evolved naturally to infect humans, yet he joined the
scientists who in May called for serious investigation
of the lab-accident hypothesis as well.
Researchers in Wuhan used techniques similar to his to
test whether 8 SARS-like bat coronas had the potential to
infect human cells, acc. to a paper they published in 2017.
It was part of an effort to find out how SARS-like bat
viruses might make changes that would render them a
danger to humans.
Biosafety levels in lab research range from 1—used in
high-school or college labs for work that doesn’t pose a
disease risk to humans—to 4, reserved for the most
At least some of the bat-coronaviruses work at Wuhan was
done in a level-2 lab, which some U.S. scientists say is
too low a safety level for that kind of work. Virologist
Shi Zhengli, who led the work, has said her lab followed
protocols set at the time by the Chinese government.
Dr. Shi didn’t respond to a request for comment.
Drs. Collins and Fauci said the work combining pieces of
coronaviruses was allowed to go ahead with NIH funding
because the NIH didn’t deem it likely to make the viruses
highly transmissible and virulent in humans.
In the U.S., the policy for reviewing the riskiest proposed
research on pathogens before it begins took effect in 2017
after years of debate. The HHS review group has approved
two projects, both avian-flu studies, which were allowed
to proceed in 2018 with mods to reduce risk & increase
benefits, acc. to a govt statement. The review group
approved aspects of a 3rd project, but NIH didn’t fund it.
Details of the review group’s discussions aren’t publicly
released. Arturo Casadevall, a prof at Johns Hopkins
Bloomberg School of Public Health, has said in a paper
that the discussions ought to be held publicly, with the
decision-making process open to all. An HHS spokesperson
said federal regs prohibit public disclosure of research
proposals prior to a funding decision.
Dr. Casadevall’s own lab is discussing doing a study to
figure out how fungi adapt to higher temps. Work like
that wouldn’t typically raise red flags, he said, yet
there can be unexpected outcomes. “Any time you change
the properties of an organism, you need to seek biosafety
review & approval,” he said.
Dr. Collins at the NIH said that in light of the pandemic,
the federal govt might ask the NSABB, the federal advisory
panel to the NIH on biosecurity, to consider reviewing
whether current policy to evaluate research proposals
for govt funding is adequate.

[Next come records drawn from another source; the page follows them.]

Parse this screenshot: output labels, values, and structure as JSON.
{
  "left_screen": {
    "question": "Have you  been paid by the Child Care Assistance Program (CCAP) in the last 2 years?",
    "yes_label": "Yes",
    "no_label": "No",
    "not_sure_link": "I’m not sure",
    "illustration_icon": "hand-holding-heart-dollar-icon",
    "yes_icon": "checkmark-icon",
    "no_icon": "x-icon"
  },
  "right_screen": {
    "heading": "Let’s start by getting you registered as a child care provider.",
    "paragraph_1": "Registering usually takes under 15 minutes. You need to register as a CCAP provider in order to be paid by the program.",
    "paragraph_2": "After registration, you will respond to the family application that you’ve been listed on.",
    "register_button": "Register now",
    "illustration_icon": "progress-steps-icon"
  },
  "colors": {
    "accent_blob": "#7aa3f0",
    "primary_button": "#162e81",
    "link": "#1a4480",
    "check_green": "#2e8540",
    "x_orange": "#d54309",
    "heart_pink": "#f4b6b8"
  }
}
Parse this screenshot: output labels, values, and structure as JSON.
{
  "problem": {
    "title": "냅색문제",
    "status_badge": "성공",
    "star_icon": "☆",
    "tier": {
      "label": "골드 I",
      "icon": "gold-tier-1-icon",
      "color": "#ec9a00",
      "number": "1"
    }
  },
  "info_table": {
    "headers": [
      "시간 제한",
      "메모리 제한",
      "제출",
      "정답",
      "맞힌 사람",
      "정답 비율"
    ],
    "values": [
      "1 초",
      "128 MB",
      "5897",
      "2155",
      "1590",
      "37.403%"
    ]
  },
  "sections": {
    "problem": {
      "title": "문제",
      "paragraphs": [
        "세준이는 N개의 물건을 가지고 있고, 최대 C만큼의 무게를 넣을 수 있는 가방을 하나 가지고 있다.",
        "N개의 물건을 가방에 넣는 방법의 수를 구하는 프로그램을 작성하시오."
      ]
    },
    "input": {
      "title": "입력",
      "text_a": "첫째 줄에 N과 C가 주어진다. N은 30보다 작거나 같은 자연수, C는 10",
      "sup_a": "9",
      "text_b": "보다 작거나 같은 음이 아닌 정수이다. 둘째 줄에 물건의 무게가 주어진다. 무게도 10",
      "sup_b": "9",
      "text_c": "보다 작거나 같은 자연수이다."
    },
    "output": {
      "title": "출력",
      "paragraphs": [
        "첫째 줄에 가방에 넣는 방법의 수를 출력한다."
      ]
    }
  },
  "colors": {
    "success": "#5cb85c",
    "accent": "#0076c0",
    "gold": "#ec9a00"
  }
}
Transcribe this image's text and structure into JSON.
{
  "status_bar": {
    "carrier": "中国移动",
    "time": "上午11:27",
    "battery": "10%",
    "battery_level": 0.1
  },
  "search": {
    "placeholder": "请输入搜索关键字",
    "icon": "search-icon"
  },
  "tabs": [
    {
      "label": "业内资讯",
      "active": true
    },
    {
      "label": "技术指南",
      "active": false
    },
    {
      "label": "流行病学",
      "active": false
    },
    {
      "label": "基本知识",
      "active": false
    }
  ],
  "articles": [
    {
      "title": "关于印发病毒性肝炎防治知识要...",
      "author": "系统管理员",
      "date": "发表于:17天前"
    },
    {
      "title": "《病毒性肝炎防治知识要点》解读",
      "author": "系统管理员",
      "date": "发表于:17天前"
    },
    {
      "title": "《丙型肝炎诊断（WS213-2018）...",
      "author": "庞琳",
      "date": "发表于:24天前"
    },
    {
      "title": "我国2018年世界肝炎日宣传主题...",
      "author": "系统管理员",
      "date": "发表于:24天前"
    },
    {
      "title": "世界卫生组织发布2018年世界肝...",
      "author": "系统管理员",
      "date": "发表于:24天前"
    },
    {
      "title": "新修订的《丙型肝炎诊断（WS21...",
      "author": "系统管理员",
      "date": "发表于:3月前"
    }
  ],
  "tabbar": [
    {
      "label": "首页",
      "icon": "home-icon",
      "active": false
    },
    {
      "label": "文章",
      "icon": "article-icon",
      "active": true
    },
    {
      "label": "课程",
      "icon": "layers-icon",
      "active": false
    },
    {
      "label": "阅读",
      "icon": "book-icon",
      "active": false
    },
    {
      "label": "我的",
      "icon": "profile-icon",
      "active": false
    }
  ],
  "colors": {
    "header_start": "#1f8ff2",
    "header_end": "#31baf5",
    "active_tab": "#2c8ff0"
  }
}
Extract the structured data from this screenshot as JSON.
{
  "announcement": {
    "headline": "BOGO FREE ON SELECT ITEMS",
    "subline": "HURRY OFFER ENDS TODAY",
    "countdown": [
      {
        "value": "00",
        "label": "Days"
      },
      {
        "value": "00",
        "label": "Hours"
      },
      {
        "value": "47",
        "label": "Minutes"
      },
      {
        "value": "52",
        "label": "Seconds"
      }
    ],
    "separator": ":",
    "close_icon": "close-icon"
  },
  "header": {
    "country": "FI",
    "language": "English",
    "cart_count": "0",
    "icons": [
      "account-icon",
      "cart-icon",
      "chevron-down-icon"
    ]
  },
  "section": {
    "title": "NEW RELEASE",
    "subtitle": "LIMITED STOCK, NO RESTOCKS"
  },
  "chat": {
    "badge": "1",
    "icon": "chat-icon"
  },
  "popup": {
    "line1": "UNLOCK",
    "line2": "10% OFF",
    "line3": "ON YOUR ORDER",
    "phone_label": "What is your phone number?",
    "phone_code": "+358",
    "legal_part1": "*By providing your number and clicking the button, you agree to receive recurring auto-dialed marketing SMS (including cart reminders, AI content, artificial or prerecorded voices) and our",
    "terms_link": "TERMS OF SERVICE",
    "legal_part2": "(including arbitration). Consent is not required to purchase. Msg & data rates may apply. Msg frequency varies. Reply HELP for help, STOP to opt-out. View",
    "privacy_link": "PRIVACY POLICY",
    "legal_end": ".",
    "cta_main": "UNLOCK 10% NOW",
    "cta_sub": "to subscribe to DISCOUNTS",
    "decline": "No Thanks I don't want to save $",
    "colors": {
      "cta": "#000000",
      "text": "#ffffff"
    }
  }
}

Dr. Fauci said he is open to changes in U.S. policy but
added that research on bat viruses is essential to
preventing future pandemics. “You’ve got to be foolish to
think that the threats are still not out there,” he said.